• Work task
Please report how many lines in the data below contain "content". Nothing besides the number should be written.

Data excerpts:
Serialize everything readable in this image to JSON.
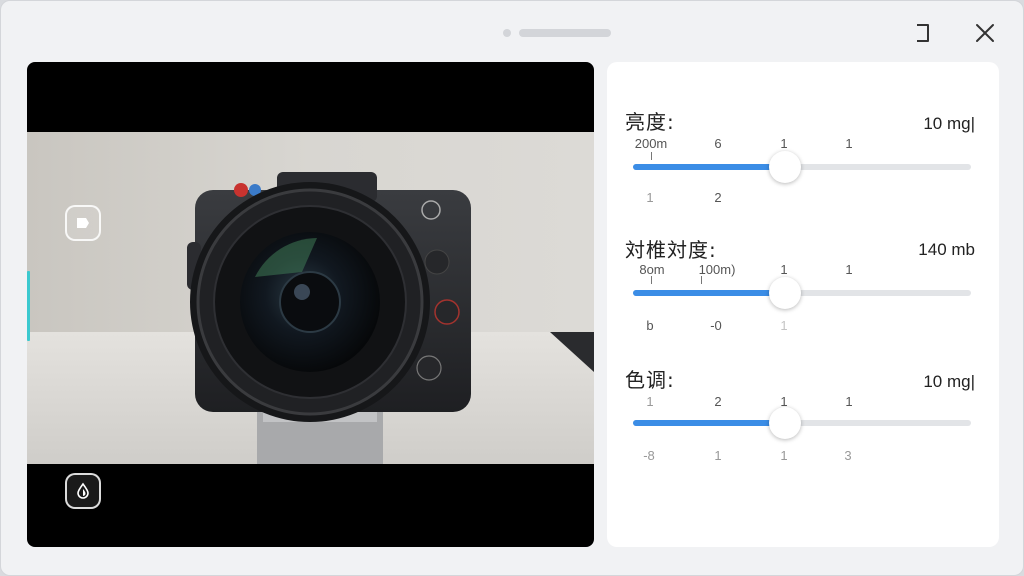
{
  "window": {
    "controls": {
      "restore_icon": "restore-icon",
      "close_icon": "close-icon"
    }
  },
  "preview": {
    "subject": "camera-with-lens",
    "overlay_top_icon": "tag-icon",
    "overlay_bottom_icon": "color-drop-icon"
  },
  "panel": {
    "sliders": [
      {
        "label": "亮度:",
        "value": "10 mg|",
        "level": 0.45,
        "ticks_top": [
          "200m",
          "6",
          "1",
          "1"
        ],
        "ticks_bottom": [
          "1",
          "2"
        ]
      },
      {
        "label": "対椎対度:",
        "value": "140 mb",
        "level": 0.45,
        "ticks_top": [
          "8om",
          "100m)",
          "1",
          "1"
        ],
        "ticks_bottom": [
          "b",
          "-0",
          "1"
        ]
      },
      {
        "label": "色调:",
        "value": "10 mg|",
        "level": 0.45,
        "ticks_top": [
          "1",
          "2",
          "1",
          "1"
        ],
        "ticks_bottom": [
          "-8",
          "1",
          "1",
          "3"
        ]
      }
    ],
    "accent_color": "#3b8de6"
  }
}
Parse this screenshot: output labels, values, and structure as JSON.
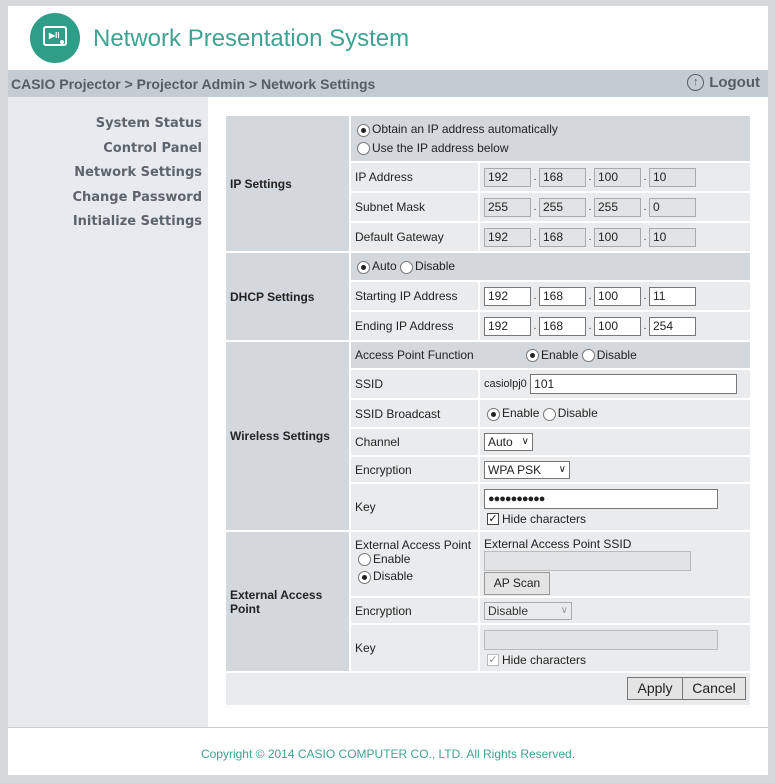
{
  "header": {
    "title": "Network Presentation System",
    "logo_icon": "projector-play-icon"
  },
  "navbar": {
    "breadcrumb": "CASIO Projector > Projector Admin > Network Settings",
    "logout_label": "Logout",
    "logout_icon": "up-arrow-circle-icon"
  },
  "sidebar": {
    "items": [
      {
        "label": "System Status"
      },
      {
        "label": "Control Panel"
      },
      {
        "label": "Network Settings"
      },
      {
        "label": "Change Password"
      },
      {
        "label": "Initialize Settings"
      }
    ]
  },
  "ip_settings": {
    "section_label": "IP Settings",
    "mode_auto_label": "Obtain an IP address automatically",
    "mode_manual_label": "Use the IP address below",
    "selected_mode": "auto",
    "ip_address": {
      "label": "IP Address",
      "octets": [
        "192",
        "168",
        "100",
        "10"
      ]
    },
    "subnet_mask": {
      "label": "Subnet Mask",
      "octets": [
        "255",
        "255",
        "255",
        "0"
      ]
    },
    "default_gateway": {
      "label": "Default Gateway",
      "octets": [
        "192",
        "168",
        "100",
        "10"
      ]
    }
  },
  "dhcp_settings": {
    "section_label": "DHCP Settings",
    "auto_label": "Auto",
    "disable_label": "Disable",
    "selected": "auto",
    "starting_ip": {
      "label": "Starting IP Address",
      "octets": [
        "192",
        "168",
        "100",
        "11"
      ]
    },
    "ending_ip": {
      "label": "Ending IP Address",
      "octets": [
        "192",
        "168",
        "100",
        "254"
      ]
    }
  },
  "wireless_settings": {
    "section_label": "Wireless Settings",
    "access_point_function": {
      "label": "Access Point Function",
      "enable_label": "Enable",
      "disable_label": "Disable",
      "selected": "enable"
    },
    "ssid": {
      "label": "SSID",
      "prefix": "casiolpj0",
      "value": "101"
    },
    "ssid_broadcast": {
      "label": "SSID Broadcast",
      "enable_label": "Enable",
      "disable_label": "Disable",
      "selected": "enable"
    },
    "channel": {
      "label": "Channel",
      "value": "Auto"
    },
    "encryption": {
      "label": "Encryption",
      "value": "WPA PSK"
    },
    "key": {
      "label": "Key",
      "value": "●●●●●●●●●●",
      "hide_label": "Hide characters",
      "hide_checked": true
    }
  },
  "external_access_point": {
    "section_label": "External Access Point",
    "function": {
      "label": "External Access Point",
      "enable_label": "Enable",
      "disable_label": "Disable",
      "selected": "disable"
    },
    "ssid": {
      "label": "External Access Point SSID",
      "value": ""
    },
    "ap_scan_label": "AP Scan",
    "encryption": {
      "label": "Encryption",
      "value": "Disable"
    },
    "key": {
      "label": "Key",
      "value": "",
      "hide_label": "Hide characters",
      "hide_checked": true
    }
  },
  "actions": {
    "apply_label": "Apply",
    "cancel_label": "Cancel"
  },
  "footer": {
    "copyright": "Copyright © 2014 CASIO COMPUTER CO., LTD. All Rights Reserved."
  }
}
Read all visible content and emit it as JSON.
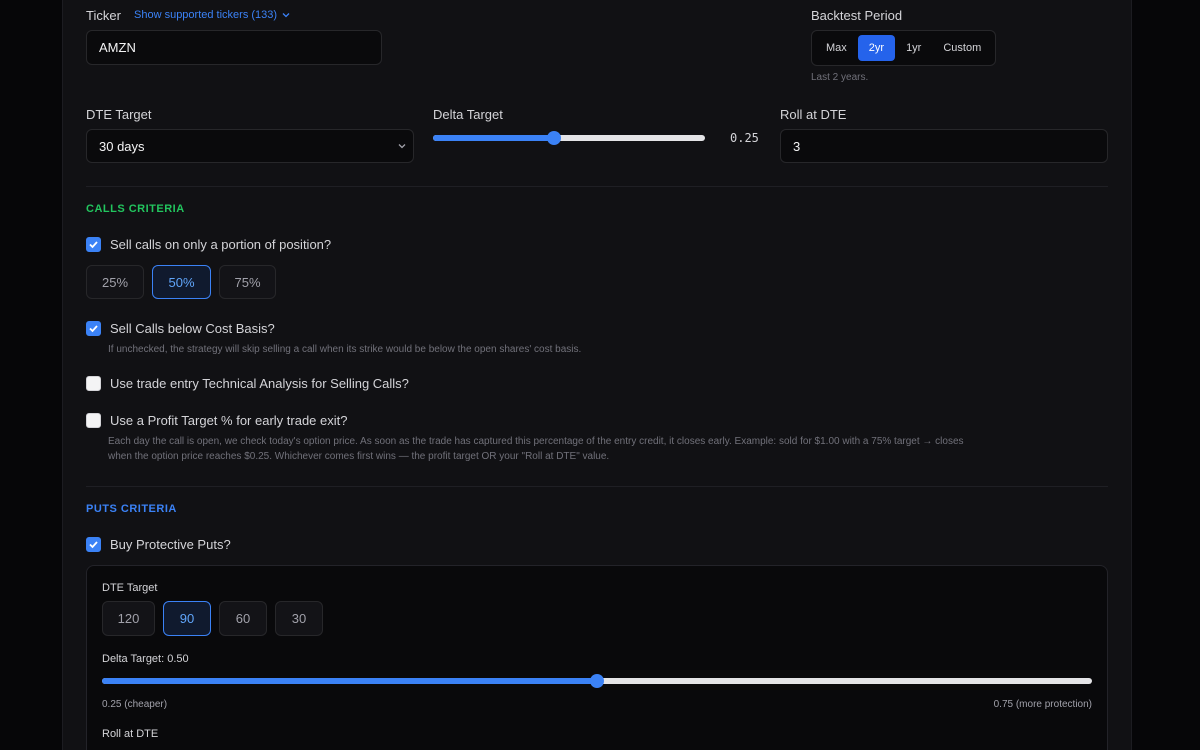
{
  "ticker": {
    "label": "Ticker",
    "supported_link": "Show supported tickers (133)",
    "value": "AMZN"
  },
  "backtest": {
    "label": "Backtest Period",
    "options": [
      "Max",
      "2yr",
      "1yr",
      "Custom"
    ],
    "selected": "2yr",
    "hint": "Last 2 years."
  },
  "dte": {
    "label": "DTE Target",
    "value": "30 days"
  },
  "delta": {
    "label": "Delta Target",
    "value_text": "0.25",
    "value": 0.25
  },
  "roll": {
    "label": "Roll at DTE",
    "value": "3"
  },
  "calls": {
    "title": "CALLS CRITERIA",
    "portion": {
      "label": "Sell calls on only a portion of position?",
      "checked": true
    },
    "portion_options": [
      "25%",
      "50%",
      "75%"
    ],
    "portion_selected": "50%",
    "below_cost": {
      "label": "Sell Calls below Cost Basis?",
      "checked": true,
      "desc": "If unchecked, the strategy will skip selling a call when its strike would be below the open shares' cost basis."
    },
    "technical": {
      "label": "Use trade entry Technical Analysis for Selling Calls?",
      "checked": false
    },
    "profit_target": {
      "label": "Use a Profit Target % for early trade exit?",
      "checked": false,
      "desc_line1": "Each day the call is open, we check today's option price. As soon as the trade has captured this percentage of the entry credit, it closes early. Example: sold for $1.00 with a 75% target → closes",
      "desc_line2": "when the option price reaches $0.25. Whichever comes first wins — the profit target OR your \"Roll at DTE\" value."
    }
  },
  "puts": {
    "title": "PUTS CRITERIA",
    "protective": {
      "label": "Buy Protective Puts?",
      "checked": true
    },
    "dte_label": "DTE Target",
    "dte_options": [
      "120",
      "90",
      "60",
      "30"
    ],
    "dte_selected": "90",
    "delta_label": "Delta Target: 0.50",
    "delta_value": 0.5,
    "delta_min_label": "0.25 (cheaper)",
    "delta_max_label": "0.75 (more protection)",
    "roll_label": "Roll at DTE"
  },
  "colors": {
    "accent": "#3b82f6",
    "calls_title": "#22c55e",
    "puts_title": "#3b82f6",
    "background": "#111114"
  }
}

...

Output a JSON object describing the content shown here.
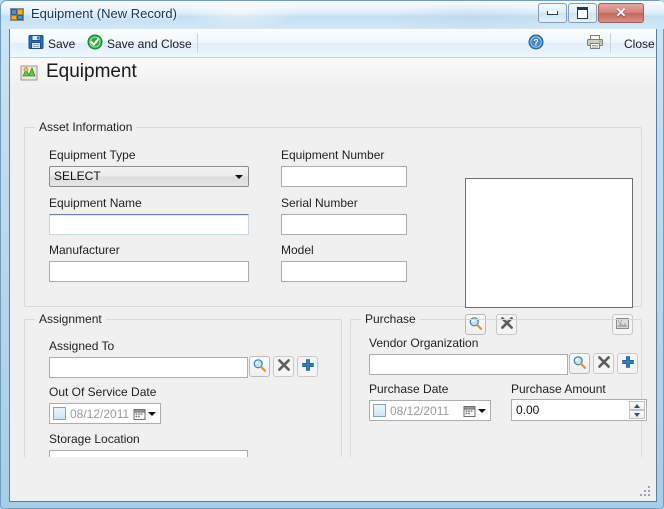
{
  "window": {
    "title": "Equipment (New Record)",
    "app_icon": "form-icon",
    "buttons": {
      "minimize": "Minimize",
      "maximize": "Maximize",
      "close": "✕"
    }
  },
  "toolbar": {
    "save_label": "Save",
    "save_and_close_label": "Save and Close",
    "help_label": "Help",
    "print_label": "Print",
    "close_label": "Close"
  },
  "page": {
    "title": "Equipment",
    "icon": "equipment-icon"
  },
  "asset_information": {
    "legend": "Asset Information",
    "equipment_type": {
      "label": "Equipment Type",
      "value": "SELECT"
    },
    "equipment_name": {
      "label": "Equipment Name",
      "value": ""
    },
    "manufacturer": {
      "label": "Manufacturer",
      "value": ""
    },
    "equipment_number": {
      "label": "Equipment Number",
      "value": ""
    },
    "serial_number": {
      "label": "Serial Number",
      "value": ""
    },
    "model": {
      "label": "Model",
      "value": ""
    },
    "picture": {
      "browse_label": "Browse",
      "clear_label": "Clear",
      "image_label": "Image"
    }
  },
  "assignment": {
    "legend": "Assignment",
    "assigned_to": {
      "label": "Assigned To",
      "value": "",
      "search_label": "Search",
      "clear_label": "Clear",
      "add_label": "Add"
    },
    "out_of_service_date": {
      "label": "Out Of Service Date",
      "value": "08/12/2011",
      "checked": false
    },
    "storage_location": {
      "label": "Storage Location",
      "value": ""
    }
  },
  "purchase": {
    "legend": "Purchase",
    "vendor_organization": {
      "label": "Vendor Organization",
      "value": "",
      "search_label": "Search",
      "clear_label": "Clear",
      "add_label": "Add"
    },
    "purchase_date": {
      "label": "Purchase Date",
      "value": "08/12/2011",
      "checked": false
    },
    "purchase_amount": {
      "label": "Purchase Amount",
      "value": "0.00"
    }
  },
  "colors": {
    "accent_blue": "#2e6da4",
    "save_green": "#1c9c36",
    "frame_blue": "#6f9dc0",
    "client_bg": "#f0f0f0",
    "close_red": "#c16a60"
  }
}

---

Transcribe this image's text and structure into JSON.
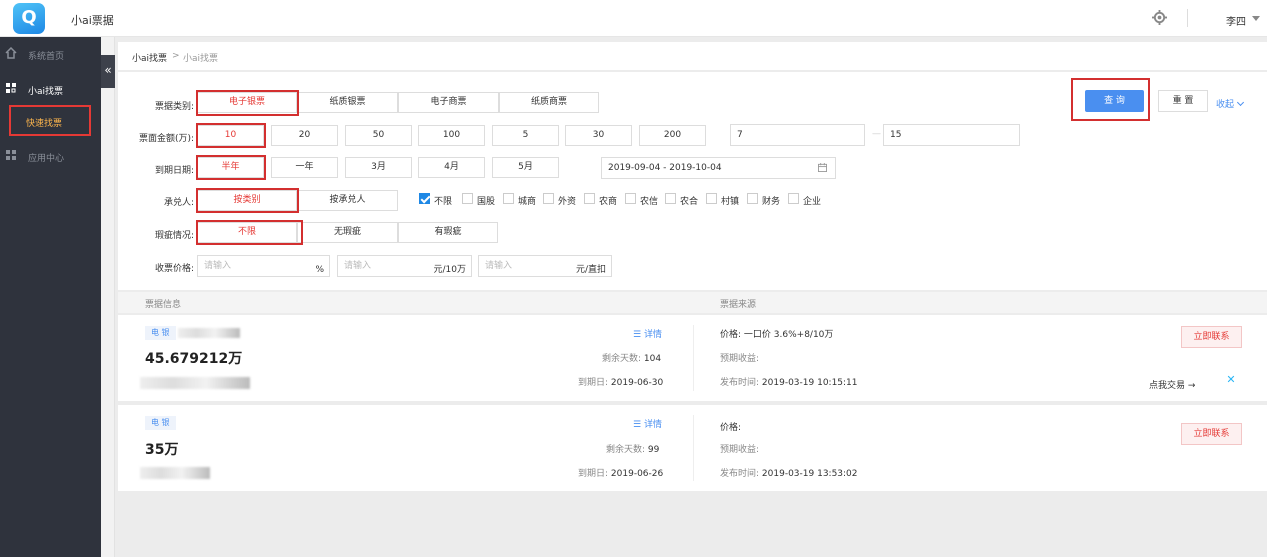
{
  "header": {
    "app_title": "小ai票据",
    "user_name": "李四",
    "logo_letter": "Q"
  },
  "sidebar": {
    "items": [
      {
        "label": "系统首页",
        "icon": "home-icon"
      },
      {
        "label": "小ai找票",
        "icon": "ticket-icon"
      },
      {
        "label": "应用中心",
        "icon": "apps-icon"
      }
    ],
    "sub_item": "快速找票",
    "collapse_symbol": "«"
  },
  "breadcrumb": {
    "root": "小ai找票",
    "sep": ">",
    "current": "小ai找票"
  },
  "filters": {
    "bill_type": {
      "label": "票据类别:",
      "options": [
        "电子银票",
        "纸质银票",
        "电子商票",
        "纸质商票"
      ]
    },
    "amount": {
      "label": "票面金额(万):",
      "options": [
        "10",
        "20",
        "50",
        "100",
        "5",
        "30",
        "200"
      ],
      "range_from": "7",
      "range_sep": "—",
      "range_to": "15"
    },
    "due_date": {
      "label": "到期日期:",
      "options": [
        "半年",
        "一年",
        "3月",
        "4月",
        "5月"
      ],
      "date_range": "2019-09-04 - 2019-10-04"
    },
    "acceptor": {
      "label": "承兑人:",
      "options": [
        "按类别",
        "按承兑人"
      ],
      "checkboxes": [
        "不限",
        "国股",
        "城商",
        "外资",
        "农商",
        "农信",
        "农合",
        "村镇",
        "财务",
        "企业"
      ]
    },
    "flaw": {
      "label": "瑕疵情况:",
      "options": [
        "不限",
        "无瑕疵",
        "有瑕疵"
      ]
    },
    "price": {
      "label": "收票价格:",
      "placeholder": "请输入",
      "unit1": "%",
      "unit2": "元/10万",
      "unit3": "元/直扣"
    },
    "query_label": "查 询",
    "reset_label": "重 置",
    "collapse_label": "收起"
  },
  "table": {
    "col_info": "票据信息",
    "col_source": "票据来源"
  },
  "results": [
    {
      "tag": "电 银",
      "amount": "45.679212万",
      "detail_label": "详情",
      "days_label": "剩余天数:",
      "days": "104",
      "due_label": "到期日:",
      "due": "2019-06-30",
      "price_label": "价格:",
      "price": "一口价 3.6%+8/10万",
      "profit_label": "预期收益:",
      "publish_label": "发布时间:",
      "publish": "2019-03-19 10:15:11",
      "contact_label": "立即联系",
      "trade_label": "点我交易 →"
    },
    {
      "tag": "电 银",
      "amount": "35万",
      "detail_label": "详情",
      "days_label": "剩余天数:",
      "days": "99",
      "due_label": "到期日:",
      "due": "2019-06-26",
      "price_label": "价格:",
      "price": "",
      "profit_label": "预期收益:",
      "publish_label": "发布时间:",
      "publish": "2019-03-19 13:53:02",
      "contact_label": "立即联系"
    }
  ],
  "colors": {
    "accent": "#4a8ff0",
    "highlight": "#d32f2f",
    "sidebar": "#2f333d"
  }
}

• Solution to the problem
2